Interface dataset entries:
----------------------------------------

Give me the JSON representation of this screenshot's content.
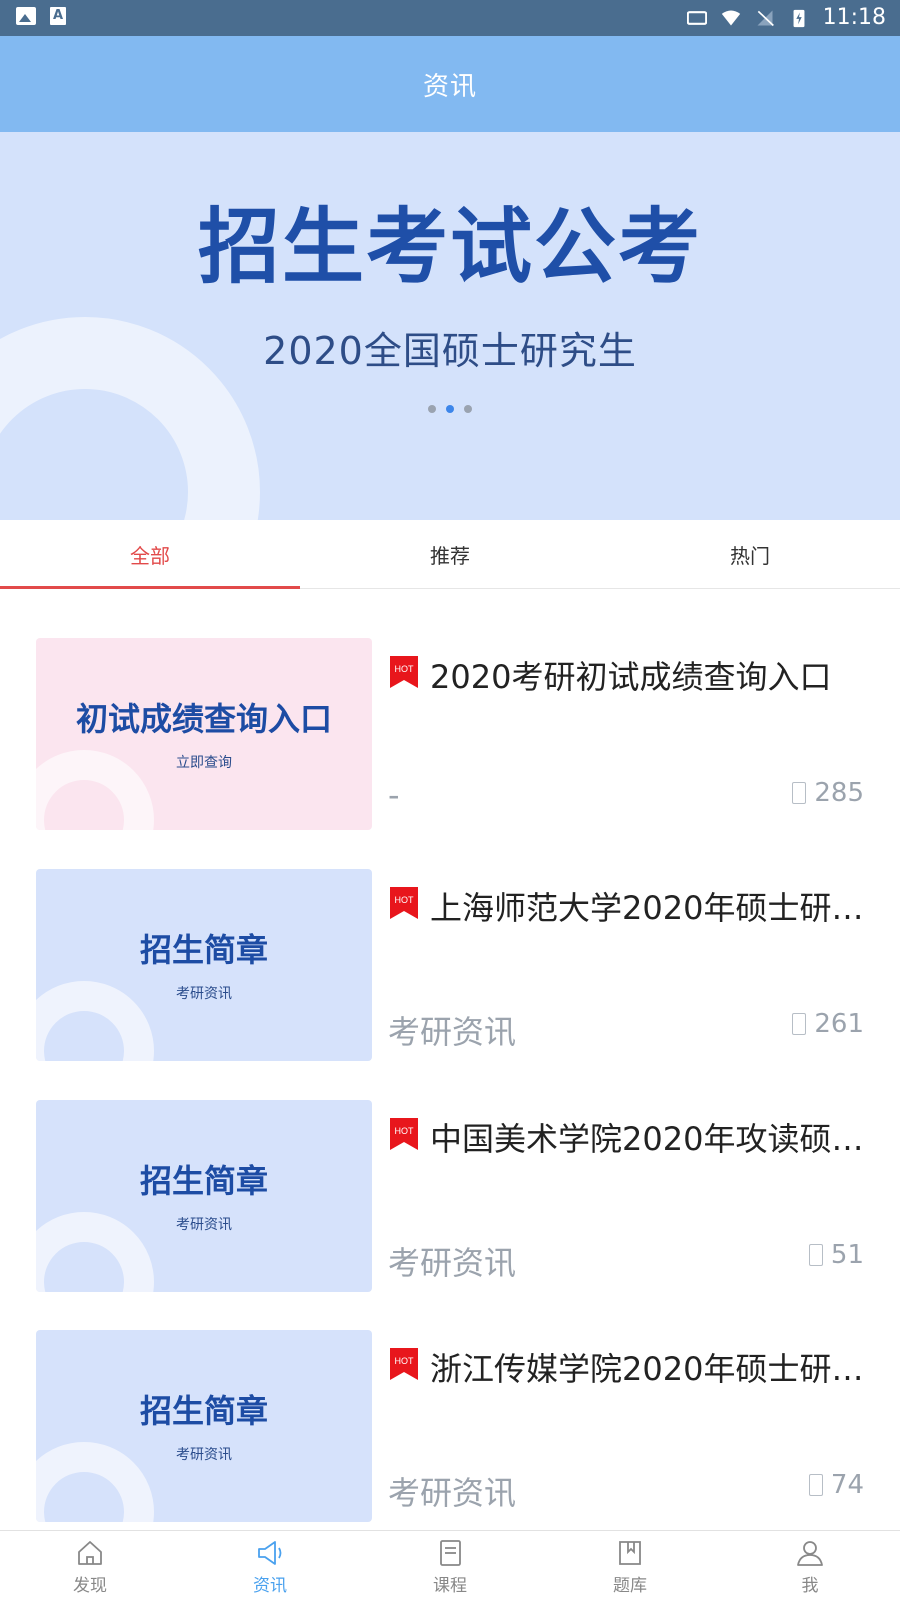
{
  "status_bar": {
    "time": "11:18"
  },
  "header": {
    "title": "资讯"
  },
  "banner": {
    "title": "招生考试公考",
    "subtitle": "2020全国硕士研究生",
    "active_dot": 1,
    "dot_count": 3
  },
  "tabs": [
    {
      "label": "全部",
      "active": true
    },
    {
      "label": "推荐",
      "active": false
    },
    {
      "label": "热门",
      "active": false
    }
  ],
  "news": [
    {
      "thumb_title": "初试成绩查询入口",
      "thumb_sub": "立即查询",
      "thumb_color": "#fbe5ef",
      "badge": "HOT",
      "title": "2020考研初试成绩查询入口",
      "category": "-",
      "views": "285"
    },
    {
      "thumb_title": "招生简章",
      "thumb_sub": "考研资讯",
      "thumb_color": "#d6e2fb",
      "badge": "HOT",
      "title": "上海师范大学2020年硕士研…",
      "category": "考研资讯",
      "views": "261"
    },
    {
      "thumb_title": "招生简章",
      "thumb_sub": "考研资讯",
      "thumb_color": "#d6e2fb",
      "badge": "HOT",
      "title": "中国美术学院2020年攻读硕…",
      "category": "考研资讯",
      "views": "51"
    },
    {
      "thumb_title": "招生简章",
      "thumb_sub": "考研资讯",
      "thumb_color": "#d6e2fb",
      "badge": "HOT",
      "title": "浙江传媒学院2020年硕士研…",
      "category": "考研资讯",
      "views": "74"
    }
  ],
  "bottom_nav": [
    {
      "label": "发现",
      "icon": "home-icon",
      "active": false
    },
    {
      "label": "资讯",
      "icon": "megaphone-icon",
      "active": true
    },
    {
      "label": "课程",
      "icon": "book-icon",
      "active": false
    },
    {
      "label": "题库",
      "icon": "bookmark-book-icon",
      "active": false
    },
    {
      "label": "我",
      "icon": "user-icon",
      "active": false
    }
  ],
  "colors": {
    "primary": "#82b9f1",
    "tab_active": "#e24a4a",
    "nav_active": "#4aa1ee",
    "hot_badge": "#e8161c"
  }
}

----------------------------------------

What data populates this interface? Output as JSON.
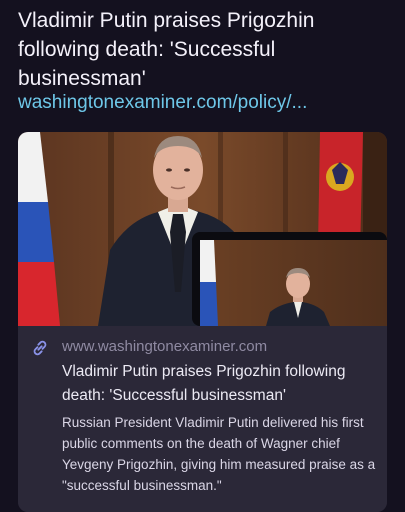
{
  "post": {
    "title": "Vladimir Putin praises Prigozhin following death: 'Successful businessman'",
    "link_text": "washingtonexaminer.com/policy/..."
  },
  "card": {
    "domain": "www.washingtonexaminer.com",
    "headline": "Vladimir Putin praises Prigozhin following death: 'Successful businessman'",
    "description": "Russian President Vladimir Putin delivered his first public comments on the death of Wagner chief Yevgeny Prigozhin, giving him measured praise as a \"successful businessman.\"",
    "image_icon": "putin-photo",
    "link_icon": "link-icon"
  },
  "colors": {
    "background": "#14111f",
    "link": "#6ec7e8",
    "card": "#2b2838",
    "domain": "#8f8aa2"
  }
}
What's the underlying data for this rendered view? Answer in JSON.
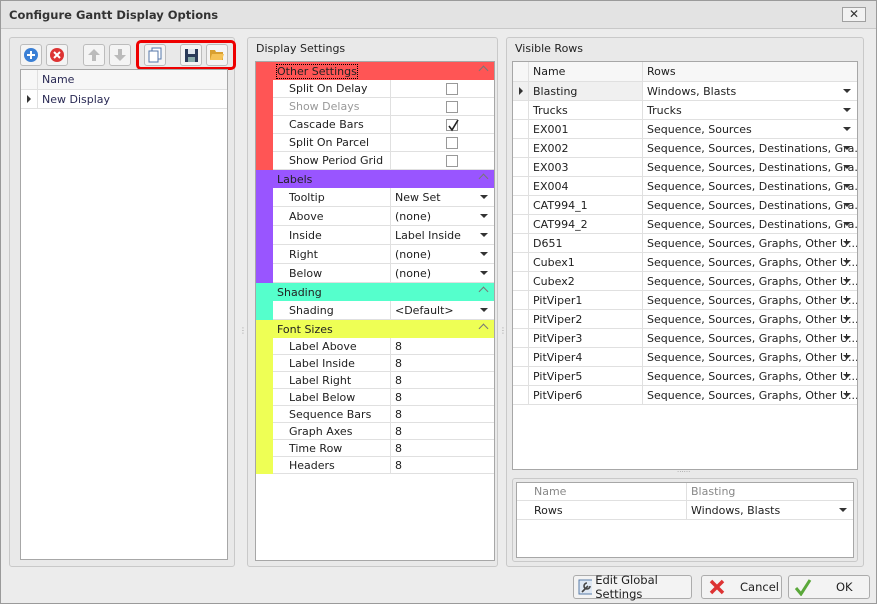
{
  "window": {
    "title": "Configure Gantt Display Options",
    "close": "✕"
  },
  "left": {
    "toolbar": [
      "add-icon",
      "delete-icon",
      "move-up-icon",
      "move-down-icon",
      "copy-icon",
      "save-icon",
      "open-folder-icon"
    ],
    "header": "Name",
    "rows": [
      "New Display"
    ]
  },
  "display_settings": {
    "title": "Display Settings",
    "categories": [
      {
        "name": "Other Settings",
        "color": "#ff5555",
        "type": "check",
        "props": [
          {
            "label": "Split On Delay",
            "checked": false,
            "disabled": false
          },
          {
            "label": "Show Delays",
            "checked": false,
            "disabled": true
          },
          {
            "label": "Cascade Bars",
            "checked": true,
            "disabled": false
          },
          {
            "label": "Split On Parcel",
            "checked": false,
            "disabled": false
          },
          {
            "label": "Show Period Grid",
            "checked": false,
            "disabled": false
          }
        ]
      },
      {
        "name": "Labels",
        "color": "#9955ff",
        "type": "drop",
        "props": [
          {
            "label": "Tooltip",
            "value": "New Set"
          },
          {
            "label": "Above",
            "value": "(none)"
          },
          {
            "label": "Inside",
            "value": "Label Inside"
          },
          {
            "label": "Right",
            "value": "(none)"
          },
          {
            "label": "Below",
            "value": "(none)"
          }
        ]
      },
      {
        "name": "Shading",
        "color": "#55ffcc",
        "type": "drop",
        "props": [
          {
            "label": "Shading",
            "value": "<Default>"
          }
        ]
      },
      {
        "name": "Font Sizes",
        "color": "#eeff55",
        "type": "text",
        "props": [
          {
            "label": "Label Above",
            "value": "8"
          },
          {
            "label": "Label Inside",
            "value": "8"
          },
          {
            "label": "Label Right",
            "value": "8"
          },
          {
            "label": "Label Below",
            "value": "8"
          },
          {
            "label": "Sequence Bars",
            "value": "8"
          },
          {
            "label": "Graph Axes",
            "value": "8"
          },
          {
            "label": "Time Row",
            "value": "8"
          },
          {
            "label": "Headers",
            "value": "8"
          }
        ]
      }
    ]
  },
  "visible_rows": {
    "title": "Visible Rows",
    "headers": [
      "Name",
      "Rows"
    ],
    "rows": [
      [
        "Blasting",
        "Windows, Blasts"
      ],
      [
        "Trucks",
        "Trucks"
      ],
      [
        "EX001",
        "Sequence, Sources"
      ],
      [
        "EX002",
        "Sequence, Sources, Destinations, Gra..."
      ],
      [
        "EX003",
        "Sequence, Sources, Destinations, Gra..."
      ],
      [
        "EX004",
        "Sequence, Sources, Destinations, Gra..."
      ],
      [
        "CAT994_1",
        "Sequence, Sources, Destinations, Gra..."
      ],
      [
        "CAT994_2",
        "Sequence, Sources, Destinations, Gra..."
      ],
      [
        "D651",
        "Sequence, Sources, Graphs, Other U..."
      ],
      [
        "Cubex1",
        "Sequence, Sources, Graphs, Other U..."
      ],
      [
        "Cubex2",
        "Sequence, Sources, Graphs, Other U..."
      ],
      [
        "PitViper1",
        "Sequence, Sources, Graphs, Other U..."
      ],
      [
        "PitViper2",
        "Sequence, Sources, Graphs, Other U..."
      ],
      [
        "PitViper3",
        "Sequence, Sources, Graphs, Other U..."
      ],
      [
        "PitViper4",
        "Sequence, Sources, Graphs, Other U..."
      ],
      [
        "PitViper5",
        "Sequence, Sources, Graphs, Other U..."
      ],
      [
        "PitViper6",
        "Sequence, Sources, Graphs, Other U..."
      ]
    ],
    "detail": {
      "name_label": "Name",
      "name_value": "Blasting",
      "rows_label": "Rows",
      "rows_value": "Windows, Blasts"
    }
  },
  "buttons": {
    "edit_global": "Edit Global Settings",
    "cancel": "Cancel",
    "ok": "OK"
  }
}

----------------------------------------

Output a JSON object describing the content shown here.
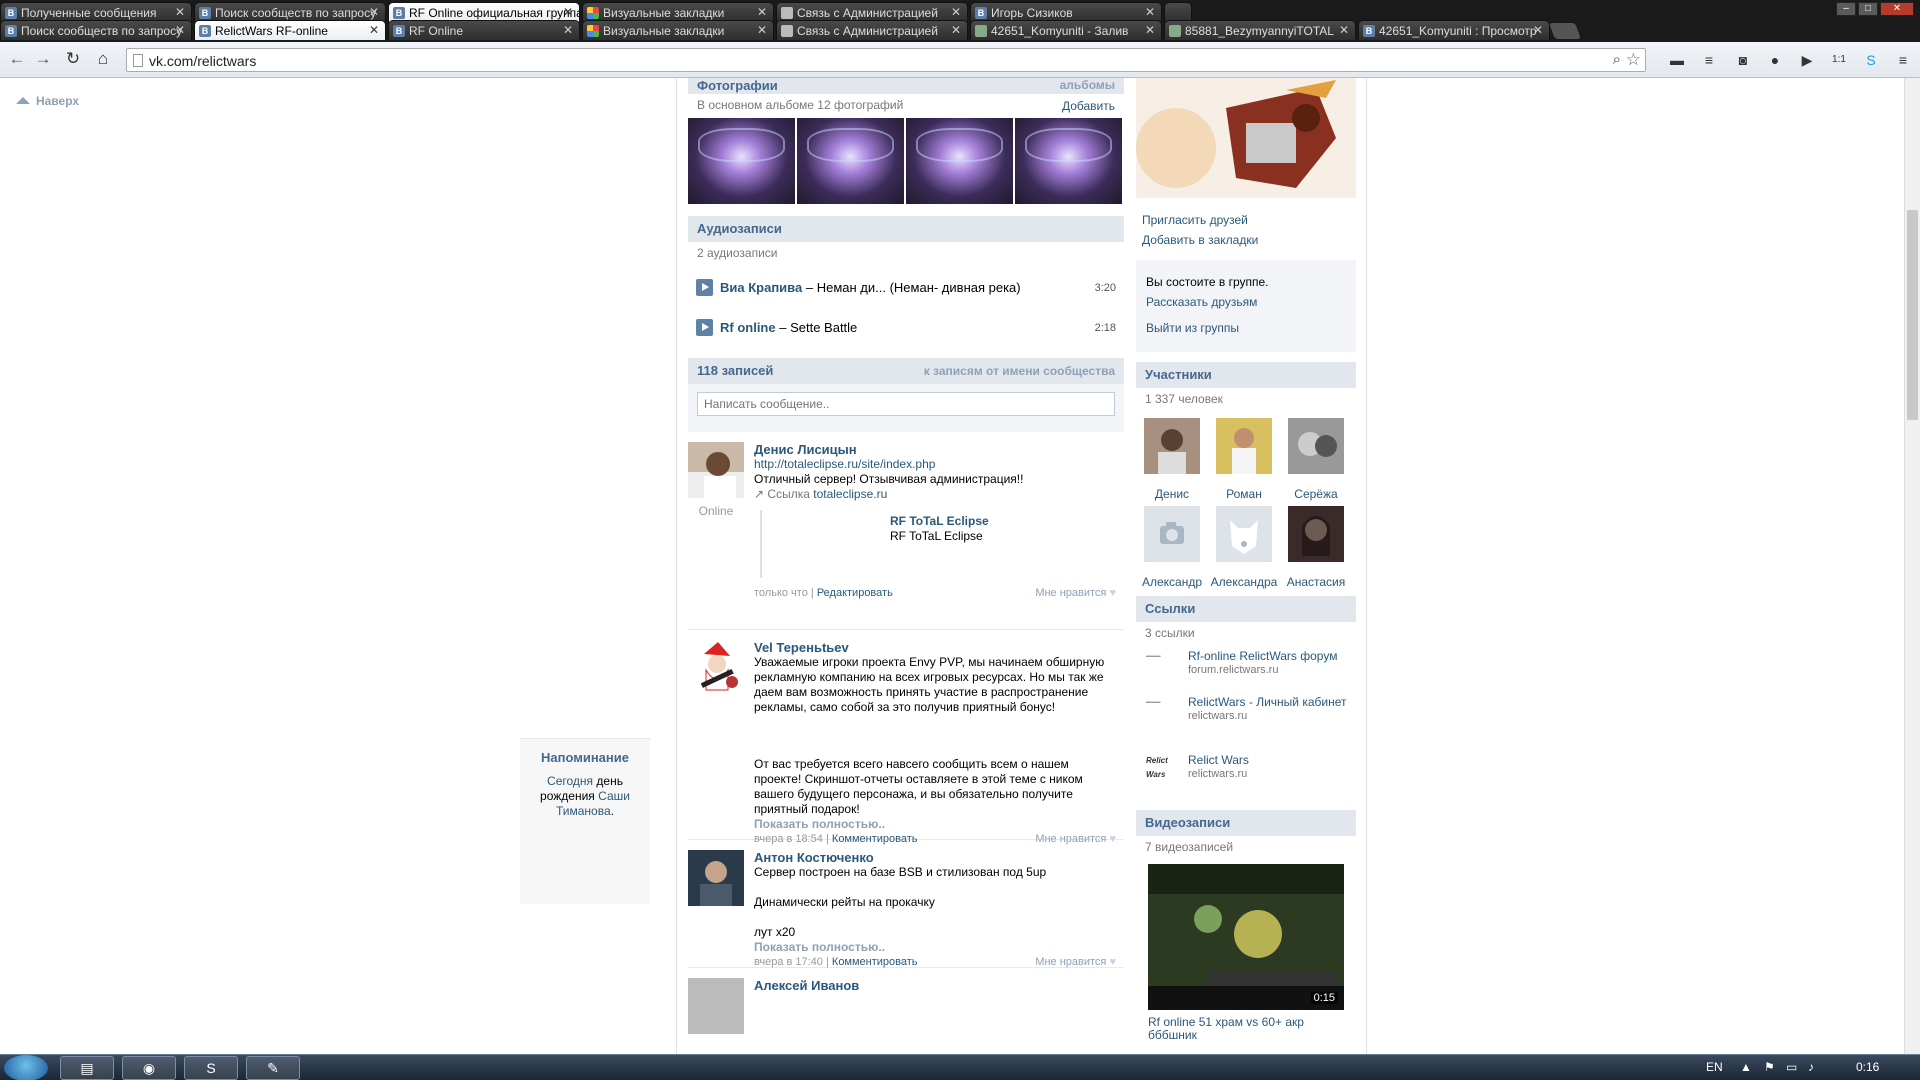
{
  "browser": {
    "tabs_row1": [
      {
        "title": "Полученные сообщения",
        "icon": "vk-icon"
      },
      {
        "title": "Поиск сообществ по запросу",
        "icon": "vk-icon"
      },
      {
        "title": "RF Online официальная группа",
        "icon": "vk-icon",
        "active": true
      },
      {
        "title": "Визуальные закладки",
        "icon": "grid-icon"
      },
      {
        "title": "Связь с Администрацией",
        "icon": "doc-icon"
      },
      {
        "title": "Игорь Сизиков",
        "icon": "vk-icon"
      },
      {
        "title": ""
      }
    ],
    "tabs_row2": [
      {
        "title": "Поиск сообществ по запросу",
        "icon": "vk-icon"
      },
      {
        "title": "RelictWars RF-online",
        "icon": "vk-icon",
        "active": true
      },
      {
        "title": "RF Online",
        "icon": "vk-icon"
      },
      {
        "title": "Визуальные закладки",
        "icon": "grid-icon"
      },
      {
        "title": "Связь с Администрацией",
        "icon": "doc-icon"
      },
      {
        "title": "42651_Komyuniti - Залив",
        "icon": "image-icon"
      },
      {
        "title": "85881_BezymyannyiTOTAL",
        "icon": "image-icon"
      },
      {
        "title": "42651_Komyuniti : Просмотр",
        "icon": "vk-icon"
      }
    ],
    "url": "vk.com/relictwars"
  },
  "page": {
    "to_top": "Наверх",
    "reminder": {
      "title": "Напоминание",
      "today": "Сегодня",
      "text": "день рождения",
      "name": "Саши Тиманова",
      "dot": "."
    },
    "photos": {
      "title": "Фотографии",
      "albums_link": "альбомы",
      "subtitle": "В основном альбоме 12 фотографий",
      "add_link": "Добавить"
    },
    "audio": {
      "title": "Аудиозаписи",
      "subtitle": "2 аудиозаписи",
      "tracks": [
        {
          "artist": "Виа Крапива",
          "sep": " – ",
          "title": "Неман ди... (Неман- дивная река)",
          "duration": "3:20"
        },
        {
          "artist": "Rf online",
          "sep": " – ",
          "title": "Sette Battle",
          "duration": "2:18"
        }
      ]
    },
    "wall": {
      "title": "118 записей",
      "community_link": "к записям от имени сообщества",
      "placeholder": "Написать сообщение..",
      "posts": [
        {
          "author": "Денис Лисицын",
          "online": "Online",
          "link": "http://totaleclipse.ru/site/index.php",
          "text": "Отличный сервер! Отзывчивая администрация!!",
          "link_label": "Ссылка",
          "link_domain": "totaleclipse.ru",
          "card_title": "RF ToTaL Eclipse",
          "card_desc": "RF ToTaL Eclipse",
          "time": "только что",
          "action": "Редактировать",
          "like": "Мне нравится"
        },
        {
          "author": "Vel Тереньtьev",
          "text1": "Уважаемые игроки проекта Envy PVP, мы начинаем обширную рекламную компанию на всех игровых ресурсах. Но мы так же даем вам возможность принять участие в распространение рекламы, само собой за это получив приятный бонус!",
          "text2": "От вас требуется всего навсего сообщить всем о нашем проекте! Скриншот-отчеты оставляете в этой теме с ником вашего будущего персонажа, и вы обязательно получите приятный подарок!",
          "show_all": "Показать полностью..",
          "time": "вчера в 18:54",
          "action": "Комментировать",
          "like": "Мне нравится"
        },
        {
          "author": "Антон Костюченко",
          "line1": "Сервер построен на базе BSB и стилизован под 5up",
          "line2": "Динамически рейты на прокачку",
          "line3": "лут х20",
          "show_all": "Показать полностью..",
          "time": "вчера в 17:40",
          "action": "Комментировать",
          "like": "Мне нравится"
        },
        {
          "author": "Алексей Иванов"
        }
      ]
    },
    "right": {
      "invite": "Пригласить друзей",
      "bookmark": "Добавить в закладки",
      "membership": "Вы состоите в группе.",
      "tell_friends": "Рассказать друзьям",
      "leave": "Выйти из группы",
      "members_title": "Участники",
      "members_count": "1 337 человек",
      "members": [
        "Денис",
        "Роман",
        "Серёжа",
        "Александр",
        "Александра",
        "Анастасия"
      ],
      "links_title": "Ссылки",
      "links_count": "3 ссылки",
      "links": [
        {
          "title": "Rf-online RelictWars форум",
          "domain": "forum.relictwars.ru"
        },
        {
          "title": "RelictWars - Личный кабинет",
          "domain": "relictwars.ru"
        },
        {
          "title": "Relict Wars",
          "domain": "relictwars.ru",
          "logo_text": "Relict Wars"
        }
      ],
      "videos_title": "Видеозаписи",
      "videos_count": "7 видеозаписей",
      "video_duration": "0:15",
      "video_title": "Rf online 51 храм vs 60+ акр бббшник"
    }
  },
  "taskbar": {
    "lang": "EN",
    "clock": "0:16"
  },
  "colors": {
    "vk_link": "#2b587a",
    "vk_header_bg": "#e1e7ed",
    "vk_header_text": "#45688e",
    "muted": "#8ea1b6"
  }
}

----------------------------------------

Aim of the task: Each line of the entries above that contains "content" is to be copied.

Final answer:
Give me the JSON representation of this screenshot's content.
Output a JSON object describing the content shown here.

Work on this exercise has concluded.